KB1SYV
04-19-2010, 10:32 AM
Outstanding Nathan and Ernie,

Both of you guy's went out of your way to get the point across!!! I gave the thread a rating so that people could check out a fully illustrated instruction on how to mark the center of the blade. I'm sure that there are more than two people out there who have a similar question.

Thanks again Guy's!!!

Jeff

M. Wohlwend
04-20-2010, 02:07 AM
Better than calipers is a height gauge. That's what I use for all my blades now.

--nathan

Height gauge is best. Place the ricasso area of the knife on a 123 block. Use a flat granite slab for a base. Thie method will catch any warping in the blade. 2thumbs

murphda2
04-20-2010, 07:34 AM
It also would be advisable to use new drill bits if his is the route you are taking. Using an old worn bit could throw your measurement off.

James Terrio
04-20-2010, 08:00 AM
I use an adjustable scribe similar to this one (http://www.usaknifemaker.com/store/knife-scribe-magnum-with-18-carbide-scraper-p-2332.html) to mark edges. They're pricy but work very well and last a long, long time. They're adjustable from a couple thou to a couple inches.

I also use mine to scribe a line in from the spine, on the tang, to help me lay out my pin holes, evenly spaced from the spine. Works even if the spine is curved.

Such a scribe, a basic caliper (http://www.harborfreight.com/cpi/ctaf/displayitem.taf?Itemnumber=66541), and a small mechanic's square (http://woodworker.com/4-steel-machinist-square-mssu-801-455.asp?search=layout%20squares&searchmode=2), have really helped me a lot. Put 'em on your wish list. :)

KB1SYV
04-21-2010, 06:04 PM
Thank you Murph and James, I just need to set priorities on what I need to spend money on first.

Jeff

James Terrio
04-21-2010, 07:09 PM
I hear ya Jeff, it's taken me about four years to get where I'm at tool-wise, and I'm far from done.

The drill bits will definitely work and you need 'em anyway. Double-use tools are always good!

Ernie Swanson
04-21-2010, 07:46 PM
I am going to be getting a surface plate and a Height gauge real soon.
But yeah my drill bits have came in real handy!!

N.D.
05-10-2010, 12:59 AM
I use an adjustable scribe similar to this one (http://www.usaknifemaker.com/store/knife-scribe-magnum-with-18-carbide-scraper-p-2332.html) to mark edges. They're pricy but work very well and last a long, long time. They're adjustable from a couple thou to a couple inches.

I also use mine to scribe a line in from the spine, on the tang, to help me lay out my pin holes, evenly spaced from the spine. Works even if the spine is curved.
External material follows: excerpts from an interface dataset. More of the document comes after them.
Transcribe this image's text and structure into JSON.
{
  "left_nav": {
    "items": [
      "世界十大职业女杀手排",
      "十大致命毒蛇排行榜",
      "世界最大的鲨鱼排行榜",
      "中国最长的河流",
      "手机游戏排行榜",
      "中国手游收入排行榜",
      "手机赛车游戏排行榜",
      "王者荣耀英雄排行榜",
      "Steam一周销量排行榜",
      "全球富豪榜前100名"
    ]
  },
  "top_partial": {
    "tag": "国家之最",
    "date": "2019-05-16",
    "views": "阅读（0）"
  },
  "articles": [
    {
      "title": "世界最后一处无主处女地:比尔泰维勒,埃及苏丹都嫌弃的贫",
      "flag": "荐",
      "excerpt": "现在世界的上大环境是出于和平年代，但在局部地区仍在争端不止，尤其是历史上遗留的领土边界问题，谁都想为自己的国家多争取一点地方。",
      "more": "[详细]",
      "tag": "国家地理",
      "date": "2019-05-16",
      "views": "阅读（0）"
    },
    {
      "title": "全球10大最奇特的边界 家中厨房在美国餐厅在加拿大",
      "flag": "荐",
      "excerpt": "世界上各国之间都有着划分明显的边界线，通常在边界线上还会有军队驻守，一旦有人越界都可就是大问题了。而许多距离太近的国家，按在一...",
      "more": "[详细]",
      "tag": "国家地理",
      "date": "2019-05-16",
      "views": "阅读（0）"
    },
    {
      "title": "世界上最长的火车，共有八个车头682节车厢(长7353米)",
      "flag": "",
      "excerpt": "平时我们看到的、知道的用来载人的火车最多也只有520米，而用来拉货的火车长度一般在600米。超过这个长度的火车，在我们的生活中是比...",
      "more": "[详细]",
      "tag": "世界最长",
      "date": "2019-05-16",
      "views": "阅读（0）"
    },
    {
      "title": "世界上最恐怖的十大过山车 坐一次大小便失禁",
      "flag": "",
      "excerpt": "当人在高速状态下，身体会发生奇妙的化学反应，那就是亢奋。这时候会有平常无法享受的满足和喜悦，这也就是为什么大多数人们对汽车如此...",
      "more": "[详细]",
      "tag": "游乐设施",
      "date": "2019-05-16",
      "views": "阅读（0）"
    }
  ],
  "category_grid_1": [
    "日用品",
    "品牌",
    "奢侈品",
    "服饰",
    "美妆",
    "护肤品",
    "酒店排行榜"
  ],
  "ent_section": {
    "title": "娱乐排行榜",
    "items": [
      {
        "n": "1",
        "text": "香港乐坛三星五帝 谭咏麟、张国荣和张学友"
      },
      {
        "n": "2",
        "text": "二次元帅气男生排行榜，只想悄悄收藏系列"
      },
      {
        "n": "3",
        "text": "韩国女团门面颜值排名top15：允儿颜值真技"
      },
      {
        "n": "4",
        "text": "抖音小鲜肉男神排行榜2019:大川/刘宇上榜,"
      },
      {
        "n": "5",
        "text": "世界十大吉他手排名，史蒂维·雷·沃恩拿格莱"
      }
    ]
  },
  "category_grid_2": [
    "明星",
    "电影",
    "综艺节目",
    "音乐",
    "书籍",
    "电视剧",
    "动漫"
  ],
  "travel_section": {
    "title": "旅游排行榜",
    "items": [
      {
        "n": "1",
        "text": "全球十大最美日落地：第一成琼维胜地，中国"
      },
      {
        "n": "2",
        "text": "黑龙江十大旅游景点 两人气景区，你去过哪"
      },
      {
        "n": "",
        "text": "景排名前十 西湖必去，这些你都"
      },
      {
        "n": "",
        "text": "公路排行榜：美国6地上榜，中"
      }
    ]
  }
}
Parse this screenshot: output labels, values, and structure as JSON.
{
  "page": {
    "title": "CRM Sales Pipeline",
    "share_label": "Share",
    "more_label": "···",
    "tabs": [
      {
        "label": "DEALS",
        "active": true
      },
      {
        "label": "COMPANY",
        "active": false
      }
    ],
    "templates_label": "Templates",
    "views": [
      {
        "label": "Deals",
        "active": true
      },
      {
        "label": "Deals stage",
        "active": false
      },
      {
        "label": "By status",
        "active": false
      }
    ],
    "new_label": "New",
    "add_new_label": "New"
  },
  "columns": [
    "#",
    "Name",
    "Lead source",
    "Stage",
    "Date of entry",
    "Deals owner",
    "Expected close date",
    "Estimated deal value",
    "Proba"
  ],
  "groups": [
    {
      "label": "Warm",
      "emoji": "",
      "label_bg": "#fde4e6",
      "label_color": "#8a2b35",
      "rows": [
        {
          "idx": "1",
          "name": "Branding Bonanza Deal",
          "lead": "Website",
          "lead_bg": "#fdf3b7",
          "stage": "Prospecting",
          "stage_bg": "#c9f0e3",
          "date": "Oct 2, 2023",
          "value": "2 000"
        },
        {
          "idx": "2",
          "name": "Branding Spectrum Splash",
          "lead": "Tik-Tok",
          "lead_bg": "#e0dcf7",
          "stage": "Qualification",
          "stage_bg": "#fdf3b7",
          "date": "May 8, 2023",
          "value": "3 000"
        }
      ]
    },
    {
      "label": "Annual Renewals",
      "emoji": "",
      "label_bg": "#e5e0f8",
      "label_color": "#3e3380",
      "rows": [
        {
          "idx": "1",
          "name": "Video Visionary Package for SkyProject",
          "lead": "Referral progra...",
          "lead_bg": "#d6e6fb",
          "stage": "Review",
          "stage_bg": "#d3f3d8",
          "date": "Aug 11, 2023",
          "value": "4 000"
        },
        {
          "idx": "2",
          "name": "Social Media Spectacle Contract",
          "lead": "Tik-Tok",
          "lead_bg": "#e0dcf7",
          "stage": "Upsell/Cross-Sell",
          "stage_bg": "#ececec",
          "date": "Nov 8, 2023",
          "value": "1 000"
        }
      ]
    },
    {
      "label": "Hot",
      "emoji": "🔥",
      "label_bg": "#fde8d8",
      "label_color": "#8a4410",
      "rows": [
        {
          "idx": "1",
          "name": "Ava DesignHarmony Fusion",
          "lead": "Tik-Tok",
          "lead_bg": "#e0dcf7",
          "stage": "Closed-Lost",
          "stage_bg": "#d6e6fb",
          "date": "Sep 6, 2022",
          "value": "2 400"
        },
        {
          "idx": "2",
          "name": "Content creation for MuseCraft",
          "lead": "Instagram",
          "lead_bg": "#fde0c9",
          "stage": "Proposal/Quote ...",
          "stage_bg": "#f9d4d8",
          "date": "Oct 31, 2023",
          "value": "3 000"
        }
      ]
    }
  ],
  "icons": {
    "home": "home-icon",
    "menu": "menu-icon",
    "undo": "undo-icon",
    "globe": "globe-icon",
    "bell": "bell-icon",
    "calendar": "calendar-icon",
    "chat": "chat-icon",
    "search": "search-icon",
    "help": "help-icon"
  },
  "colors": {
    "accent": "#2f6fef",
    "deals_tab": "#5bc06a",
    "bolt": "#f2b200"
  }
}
Such a scribe, a basic caliper (http://www.harborfreight.com/cpi/ctaf/displayitem.taf?Itemnumber=66541), and a small mechanic's square (http://woodworker.com/4-steel-machinist-square-mssu-801-455.asp?search=layout%20squares&searchmode=2), have really helped me a lot. Put 'em on your wish list. :)

Now . . "that marker" . . is the bees knees for sure, thanks for sharing that W us!!! 2thumbs take it 1goodjob1luvsite1nicethread1urock1

Back in the day it was a very common practice for many of the top makers to just eye ball the center line of the blade edge as they were free hand grinding them out.

(that's how I was taught to do it)

A smaller different version of this type of scribe marker was offered back in the day and I really wish I would have had one back then too, it sure would have made life easier!

Thanks big time!

franklin
05-17-2010, 02:55 PM
heres a1.50 hight gadge i made from a wood mortice scribe at least the guy at garage sale called it that then placed it in a sanded flat 2/4